E tū! Be counted, you are a leader!


Thank you, I am a leader! Bold words, confidence perhaps confused with arrogance?

Leadership is a term that many people struggle to use and to identify with. Why? Why is leadership such a ‘scary’ or ‘bold’ term to use? Derek Sivers TED Talk, ‘How to start a movement’ features a Youtube clip of someone dancing on the side of a hill at a concert. He is dancing alone, freely, without inhibition or fear of judgment. Initially there is a long period in which people sit and watch this person. And then another person joins him, dancing just as crazily. After this, many others stand up and dance. Sivers identifies this first follower as a leader: a leader of a movement. The leader is not necessarily the very first person, the one who appears to have started the dance. Leadership can come from anywhere and anyone.

Most people automatically look to those in front, those that are visible, but if you take a closer look at our communities, there are leaders everywhere. Leaders don’t necessarily take big, grand actions, but rather respond to the needs of their communities, whether they be large or small. I have been privileged enough to witness the growth of leaders from different spaces over the past four years through participating, co-facilitating and now facilitating the Legacy Leadership Development Programme. The eighteen other graduates, and now eleven new participants in the 2016 programme, have been teaching me that leadership is about being actively part of something, constantly working at being better, while recognising even our best formal leaders have faults.

Leadership for me is about creating the space for others to build their confidence, whether it be in leading self, others or their community.

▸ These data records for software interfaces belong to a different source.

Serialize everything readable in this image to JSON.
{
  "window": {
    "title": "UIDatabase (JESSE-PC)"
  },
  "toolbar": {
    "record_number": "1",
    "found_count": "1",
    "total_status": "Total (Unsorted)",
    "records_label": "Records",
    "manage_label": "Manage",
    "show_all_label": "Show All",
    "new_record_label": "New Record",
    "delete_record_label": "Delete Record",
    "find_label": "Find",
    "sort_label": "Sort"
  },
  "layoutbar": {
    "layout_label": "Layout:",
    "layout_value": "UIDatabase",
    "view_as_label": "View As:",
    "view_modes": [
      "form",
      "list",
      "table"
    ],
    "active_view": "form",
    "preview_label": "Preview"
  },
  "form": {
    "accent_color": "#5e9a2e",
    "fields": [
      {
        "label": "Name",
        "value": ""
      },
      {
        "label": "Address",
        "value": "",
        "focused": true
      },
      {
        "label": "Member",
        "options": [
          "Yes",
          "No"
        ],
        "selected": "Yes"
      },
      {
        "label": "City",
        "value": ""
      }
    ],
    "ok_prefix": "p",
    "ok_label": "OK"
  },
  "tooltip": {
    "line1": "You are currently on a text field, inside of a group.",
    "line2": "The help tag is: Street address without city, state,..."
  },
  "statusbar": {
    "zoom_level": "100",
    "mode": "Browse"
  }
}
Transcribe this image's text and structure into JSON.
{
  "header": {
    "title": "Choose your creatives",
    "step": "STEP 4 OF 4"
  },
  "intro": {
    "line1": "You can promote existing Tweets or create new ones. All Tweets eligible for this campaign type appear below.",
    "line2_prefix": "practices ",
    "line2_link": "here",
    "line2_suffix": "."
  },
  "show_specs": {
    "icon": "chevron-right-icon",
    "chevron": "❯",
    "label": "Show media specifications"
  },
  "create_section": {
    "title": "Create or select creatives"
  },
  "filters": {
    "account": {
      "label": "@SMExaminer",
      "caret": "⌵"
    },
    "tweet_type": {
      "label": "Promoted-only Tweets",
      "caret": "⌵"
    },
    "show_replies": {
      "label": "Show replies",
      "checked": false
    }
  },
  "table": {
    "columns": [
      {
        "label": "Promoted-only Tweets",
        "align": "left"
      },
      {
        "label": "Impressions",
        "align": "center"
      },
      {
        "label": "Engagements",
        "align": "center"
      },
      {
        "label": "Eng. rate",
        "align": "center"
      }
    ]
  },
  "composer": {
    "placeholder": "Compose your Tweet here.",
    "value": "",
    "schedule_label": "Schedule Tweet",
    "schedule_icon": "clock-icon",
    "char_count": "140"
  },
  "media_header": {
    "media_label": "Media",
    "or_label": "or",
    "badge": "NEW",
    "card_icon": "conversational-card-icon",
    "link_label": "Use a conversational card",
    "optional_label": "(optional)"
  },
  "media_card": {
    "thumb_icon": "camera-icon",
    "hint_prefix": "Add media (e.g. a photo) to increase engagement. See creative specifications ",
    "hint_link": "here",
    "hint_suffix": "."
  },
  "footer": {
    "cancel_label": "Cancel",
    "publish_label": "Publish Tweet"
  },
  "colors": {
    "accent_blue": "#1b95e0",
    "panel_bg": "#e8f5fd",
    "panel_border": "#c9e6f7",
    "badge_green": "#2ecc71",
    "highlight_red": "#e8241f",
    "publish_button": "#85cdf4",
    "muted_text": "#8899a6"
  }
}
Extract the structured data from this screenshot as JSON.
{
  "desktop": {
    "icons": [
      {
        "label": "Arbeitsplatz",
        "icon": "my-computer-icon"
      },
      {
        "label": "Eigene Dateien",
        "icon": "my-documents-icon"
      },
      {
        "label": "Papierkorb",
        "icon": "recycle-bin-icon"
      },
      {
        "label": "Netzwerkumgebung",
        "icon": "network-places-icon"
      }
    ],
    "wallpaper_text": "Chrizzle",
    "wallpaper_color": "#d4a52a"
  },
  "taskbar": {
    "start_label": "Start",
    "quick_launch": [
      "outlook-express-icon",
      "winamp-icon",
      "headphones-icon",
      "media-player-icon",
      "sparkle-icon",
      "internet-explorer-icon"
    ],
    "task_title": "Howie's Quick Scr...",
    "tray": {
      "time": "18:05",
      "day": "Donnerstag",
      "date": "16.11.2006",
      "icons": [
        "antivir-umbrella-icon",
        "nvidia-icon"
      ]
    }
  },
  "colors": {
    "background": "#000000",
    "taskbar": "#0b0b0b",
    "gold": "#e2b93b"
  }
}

I am energised that actually, it is always our time and anyone’s time to lead. I see this everywhere, including my twin 10-year-old sons. I see Willow high-5 his team mates when they run on and off the touch rugby or cricket field, and as a contrast, his brother Marlon quietly encouraging them from a distance. Leadership starts from anywhere, is driven by anyone, and is not exclusive to a role or a job title.

I see people feeling more comfortable with the idea that leadership is not for the few, but is for everyone, and to stand up and proudly declare, without any shame, ‘Thank you! I am a leader.’